Stored dataset items

================

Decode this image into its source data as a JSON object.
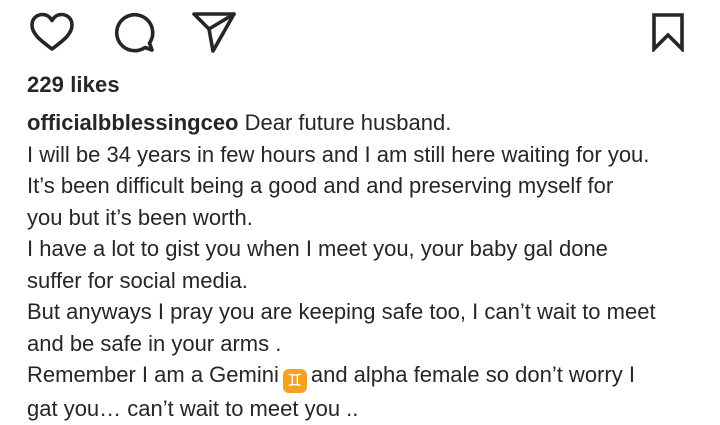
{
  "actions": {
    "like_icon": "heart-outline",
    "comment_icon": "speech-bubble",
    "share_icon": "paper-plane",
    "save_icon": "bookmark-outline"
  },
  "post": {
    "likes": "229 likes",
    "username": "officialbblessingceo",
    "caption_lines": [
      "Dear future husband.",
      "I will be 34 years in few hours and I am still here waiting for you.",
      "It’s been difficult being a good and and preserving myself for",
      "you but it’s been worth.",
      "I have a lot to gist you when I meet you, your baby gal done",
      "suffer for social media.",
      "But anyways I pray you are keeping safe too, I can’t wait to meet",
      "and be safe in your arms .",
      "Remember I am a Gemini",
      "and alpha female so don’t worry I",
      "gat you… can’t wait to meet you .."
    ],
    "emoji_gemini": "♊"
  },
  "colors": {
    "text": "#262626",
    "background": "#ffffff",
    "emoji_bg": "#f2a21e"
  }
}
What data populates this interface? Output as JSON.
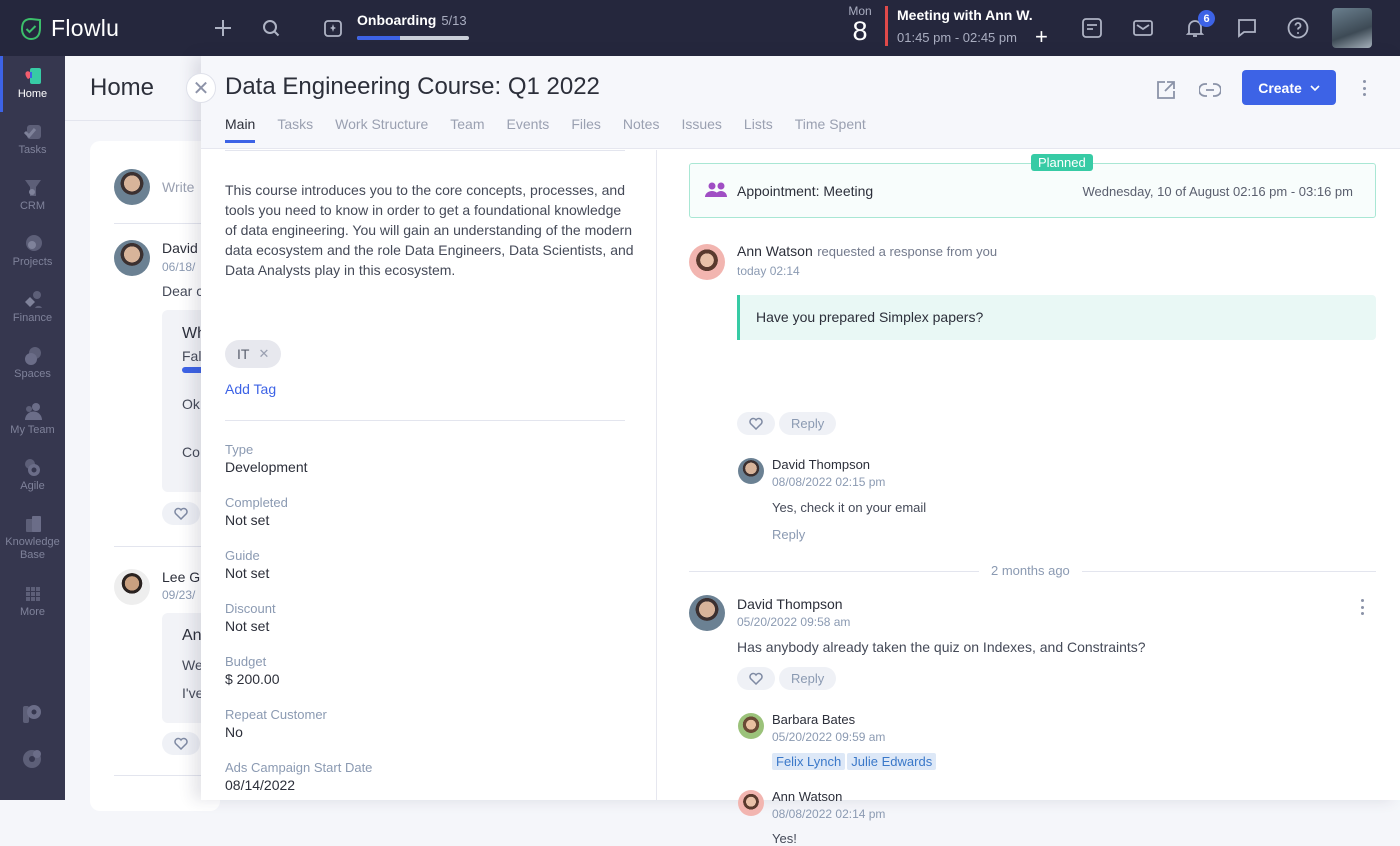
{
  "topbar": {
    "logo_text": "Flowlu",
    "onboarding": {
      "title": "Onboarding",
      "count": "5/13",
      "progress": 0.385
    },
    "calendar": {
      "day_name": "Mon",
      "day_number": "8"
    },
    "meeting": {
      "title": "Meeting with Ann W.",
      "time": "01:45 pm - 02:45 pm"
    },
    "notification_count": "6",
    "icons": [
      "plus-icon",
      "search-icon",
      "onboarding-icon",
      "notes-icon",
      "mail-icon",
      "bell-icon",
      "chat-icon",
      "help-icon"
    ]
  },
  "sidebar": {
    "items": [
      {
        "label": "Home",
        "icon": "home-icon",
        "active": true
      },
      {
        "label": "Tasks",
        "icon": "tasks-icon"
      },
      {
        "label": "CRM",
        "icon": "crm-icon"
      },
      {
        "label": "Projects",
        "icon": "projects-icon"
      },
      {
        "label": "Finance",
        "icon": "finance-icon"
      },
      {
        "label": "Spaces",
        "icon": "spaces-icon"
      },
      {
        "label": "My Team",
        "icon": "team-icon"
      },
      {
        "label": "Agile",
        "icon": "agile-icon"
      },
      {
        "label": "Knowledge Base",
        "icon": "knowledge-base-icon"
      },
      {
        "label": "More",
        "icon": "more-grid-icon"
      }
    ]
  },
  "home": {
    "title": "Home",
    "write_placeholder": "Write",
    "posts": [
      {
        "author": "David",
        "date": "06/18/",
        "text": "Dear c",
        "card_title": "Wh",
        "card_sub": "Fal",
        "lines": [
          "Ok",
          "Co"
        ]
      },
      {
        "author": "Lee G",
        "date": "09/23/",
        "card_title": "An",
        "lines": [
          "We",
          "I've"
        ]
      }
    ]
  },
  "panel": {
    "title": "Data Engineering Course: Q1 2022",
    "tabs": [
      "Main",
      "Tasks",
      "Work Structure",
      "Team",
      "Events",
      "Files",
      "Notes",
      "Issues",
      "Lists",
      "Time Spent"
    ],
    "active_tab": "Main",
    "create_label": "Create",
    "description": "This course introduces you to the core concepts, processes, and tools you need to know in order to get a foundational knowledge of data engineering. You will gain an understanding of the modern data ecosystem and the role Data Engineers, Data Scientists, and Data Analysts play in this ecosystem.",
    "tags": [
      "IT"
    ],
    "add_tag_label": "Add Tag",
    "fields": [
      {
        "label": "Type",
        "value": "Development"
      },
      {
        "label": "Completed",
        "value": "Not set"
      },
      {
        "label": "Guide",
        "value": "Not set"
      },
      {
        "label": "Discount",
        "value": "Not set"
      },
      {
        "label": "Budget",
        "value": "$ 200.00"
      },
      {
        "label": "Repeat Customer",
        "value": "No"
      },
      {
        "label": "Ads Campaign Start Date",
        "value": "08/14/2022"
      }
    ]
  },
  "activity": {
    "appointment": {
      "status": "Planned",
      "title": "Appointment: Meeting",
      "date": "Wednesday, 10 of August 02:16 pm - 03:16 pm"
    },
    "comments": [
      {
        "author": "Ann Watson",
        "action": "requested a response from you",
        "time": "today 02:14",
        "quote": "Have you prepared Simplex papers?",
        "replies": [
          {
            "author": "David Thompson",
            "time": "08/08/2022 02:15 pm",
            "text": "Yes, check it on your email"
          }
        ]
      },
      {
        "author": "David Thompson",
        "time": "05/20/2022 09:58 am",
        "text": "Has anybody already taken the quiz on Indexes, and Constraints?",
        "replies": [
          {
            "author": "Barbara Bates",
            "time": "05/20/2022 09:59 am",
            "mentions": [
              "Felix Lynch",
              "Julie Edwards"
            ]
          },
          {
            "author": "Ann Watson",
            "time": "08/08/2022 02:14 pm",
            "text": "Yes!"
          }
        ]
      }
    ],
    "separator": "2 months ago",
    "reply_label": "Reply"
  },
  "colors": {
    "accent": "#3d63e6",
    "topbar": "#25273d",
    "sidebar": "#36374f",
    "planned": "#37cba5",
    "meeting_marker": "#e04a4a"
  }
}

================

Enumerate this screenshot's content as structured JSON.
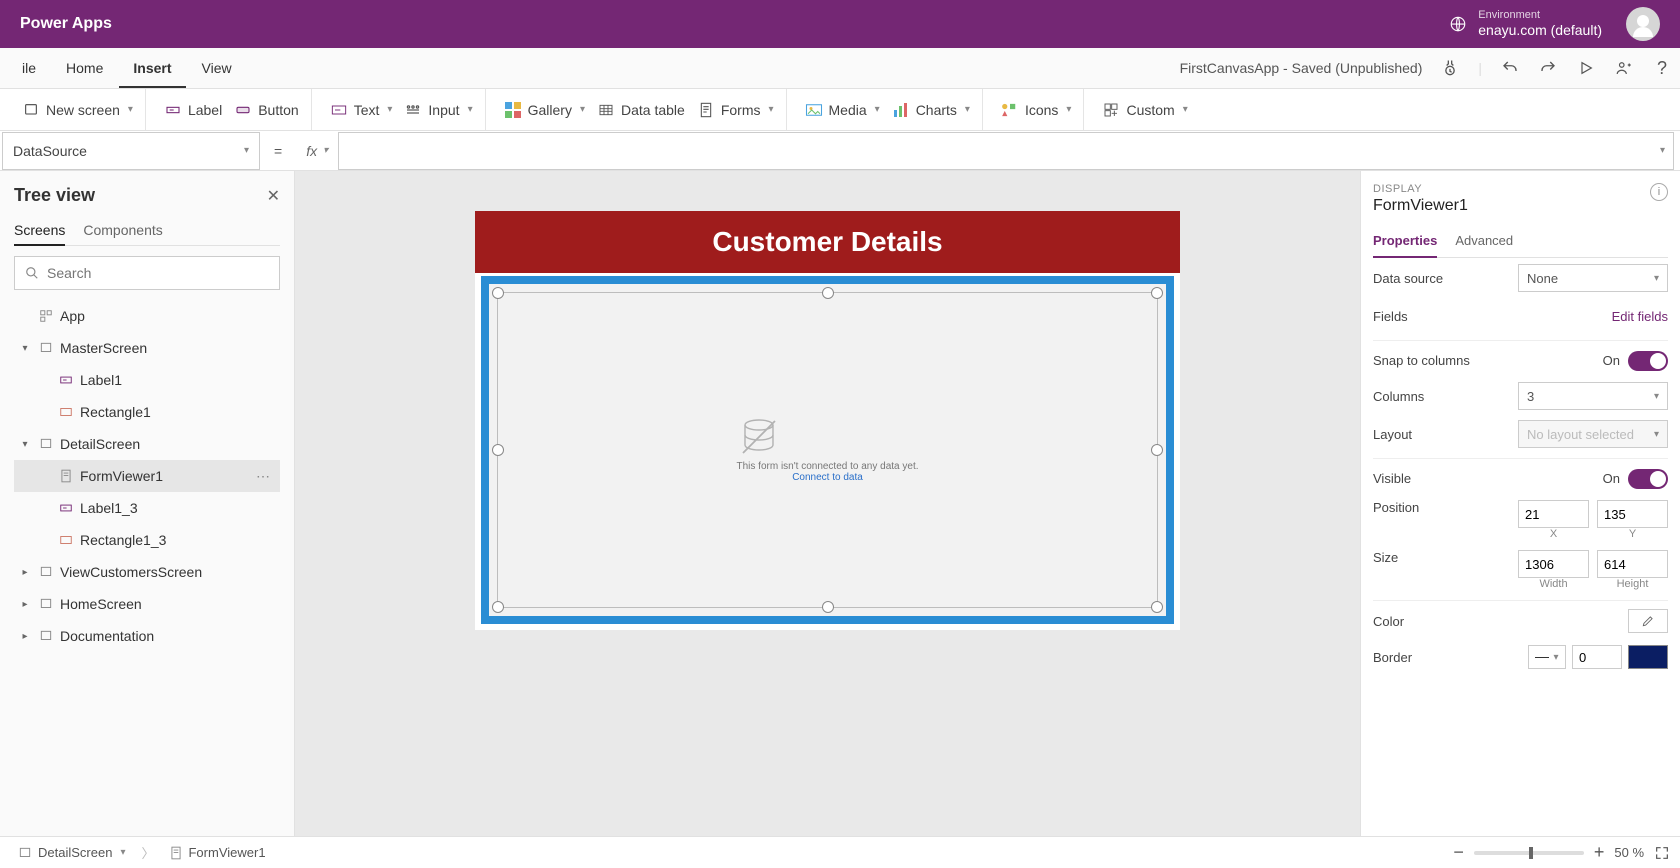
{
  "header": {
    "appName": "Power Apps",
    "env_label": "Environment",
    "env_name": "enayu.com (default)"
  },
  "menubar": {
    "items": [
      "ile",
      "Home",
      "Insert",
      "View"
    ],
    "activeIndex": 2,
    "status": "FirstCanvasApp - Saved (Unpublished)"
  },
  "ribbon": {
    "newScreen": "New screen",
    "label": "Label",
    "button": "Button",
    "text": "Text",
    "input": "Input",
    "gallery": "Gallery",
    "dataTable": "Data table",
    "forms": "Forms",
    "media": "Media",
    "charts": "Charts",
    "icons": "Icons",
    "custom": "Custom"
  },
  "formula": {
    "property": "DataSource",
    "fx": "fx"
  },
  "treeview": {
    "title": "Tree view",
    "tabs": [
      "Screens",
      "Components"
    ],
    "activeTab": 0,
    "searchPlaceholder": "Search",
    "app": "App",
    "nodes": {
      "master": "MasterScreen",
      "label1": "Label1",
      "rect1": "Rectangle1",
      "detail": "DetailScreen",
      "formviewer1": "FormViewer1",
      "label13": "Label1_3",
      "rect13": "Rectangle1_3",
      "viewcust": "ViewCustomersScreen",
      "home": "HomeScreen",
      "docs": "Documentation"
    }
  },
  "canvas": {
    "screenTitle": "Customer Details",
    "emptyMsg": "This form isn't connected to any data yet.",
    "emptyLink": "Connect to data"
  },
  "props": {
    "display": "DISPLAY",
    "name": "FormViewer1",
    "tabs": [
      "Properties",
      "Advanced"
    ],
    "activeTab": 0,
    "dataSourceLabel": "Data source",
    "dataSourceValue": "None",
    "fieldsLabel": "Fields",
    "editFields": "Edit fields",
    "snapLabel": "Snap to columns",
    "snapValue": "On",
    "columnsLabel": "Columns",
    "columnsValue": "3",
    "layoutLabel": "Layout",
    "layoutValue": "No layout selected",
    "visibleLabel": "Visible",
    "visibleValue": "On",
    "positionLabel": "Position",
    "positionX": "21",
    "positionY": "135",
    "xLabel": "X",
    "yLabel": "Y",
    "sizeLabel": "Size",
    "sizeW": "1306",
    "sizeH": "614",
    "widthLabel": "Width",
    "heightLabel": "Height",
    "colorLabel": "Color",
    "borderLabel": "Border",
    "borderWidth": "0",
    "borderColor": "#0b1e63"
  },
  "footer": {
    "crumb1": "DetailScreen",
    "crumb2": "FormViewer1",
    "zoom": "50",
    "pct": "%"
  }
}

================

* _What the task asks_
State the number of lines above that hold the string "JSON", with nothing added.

* _Problem solution_
3